He added, “The environment is circling back to a similar scenario today as the advent of the internet film is changing the rules of distribution and hence the rules of producing. New talent will be found and new styles of storytelling will be invented. This, in turn, will help the audience evolve as well.”
A threat to the Theatre World?
Most BTowners believe that this has no threat to theatres as they continue to rake in viewer support and footfall to the cinema halls every Friday. Box office is still the primary mode of revenue collection for most for most of the filmmakers.
Sodhi, too, doesn’t think this is going to be a threat to the theatre business. “US, for example, in spite of having such a large digital audience, the theatre collections are very robust. The kind of movies will change. There are multiplex type movies which are for a certain audience. Those might find a digital-first premiere logic. However, your big budget Baahubali type of cinema will first go to the theatre because big monetization happens there.”
Seconding Sodhi’s thoughts, Hiren Gada, CEO, Shemaroo Entertainment Ltd said that for big budget and genre movies, theatre is a very large source of serving and raking big bucks. Theatre business is a transaction model. That window is limited in terms of weeks. “I don’t see this model shifting anytime soon. Content is at the central part of any service and trying to create certain exclusivity as well as a certain module to both attract an retain the consumers. That is why so many different modules are now emerging.”
According to statista.com, by 2021, Indian box office revenue will amount to Rs 146.5 billion Indian rupees. Backing the stats, Manish asserted that just because OTT is growing rapidly, theaters are not going to lose their charm in any way, theaters will just get redefined for a different kind of content, the audience will go to a theater for the overall movie experience with a high amount of VFX and 3D, spending time with family and friends so it would become experiential.
Theatrical vs Digital- Financial dynamics
“Well, if it’s an OTT release then either the film is acquired after it’s already made or else it’s commissioned by the specific OTT platform to be made by the production house,” reveals Napan. In the former model, the production house tries to get a decent price for the film, at least get a little more than the cost of production. If it’s a latter model then the production house gets the required budget from the OTT platform to make the film.
There’s no profit to be made by the production house if it’s a film commissioned by the OTT platform, while a profit is possible in case of a simple acquisition. It’s all about the deal made & the terms, there’s no one clear player with the upper hand.
On the other hand, Kumar feels that the audience is going to eventually get the upper hand, as they will be served better content at a time and screen of their choosing. “When there is greater transparency in budgets then creators get to participate in the potential upside of a successful film.”
Yoodlee Films has published an SOP that outlines the rules of engagement and offers up to 30% of the film’s profit back to the talent.
While many continue banking on the might of the digital world, Cinema halls are least affected.
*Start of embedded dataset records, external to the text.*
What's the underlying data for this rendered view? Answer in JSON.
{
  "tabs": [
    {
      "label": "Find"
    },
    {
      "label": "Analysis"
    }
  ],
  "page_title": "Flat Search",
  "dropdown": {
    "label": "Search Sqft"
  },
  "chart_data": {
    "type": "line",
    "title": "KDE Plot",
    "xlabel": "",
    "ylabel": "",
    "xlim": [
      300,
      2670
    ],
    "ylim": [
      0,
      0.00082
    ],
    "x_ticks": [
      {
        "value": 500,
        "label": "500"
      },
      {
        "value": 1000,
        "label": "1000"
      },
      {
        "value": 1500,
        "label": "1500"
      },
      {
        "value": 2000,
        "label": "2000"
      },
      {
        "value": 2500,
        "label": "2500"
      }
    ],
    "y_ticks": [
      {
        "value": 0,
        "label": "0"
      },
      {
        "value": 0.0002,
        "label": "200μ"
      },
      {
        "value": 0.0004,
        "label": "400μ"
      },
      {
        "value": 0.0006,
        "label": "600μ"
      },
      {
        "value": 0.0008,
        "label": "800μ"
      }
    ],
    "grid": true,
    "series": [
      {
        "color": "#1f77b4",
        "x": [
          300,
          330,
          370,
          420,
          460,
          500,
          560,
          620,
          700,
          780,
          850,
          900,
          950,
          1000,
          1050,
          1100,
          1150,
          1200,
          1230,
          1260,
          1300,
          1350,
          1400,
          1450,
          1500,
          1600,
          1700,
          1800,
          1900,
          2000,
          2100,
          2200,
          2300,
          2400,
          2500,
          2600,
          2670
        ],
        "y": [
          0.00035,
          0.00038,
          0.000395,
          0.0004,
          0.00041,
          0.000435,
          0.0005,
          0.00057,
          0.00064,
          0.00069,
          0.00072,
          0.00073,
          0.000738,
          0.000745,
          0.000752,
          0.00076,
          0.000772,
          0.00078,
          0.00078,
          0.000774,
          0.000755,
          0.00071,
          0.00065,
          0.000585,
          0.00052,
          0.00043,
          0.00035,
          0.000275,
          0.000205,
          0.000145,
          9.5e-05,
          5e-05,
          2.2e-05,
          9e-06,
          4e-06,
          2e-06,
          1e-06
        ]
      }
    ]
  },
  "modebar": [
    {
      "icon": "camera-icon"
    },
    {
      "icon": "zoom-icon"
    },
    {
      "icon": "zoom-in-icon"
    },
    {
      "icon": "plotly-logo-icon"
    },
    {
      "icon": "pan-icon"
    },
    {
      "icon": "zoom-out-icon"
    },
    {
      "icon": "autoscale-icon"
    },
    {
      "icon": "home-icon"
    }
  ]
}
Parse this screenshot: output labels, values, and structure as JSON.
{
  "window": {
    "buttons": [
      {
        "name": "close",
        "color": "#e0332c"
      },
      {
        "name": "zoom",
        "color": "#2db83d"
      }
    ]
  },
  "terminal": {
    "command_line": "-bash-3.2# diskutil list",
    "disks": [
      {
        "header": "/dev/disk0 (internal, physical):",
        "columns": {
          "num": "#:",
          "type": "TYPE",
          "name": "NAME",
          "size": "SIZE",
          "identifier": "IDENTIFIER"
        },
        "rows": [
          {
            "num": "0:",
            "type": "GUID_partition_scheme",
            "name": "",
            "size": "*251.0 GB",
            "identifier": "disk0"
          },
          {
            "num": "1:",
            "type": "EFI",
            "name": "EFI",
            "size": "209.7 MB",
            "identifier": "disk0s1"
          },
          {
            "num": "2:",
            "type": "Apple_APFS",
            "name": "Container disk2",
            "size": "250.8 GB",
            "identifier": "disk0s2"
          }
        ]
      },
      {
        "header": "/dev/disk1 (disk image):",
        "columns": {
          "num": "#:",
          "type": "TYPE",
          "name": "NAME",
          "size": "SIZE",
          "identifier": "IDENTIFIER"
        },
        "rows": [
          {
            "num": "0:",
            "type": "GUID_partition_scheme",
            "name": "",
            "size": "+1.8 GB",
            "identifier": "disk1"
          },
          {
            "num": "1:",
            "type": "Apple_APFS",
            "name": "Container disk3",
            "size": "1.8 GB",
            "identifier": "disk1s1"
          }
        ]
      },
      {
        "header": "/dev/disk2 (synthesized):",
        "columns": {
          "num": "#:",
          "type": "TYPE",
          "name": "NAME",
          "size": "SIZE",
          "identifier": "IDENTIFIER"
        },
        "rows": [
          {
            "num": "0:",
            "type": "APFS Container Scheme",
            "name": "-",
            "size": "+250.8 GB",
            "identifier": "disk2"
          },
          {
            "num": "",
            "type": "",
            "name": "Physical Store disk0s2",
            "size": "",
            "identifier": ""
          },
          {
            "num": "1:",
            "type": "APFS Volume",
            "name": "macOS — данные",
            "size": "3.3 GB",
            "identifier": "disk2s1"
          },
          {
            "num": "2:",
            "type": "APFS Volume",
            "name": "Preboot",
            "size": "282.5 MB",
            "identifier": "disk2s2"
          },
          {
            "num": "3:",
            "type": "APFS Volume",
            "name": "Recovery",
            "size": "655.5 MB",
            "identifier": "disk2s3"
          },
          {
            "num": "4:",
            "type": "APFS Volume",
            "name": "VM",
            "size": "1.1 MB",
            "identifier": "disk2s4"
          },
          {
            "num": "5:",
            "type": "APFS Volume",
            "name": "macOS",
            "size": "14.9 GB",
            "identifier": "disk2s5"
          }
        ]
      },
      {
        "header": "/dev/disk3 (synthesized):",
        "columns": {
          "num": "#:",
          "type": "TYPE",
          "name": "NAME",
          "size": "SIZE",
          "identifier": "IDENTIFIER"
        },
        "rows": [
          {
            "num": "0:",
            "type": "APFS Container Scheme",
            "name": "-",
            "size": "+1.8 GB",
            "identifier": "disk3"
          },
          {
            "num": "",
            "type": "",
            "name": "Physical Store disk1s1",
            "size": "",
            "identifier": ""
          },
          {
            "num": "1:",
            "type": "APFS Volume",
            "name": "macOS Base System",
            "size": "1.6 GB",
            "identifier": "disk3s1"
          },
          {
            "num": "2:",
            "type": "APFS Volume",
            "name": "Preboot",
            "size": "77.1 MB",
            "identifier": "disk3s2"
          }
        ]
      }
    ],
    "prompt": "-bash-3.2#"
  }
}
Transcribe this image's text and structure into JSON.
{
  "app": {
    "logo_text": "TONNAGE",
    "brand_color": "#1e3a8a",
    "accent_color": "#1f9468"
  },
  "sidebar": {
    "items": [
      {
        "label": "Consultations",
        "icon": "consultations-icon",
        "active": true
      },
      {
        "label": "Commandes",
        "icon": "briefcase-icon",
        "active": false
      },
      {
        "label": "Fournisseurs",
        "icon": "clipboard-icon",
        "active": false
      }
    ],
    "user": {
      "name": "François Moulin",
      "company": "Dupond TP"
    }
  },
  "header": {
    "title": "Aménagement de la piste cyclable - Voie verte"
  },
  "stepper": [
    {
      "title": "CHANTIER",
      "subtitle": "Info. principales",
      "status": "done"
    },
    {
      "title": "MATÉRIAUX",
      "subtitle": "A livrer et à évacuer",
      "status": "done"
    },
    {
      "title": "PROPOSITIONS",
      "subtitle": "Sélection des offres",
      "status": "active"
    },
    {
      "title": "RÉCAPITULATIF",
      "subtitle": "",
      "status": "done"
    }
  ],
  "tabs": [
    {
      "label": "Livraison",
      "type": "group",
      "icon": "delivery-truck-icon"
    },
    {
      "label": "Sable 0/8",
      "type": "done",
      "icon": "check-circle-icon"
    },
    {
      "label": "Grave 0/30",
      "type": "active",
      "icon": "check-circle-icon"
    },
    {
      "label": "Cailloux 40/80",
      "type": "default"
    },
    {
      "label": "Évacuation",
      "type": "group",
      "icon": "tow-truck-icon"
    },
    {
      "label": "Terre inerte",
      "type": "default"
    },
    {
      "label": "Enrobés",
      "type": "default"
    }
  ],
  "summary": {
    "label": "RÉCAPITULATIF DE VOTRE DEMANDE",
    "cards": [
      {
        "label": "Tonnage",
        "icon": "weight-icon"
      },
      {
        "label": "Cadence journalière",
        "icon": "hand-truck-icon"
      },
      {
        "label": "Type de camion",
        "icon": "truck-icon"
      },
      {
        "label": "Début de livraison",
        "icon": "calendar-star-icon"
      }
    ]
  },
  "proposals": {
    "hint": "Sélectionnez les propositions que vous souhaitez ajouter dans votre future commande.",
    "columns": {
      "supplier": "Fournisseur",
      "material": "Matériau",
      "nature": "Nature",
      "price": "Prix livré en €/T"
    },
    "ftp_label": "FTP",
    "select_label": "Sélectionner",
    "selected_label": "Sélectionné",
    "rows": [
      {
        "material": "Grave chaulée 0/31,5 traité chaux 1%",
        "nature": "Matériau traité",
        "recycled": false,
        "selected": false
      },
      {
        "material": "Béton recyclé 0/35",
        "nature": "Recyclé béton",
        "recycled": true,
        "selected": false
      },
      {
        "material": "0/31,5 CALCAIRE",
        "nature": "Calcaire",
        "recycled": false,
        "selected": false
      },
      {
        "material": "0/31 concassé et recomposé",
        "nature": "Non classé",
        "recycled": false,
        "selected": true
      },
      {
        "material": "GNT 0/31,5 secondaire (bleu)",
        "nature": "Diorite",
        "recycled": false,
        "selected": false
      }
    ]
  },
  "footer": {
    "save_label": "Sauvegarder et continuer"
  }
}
However, reports suggest that the broadcasting space is been facing challenges with the OTT players acquiring digital rights of movies even before theatrical release and the shrinking of the window between satellite TV and digital premieres.
Eros Now, which is focussing on creating digital-first movies, premiered Manmarziyaan and Happy Phirr Bhag Jayegi on the platform first ahead of TV. To name a few similar cases are Bengali film Pasto had a digital premiere on Hoichoi, while ZEE5 has also joined the bandwagon following a similar route.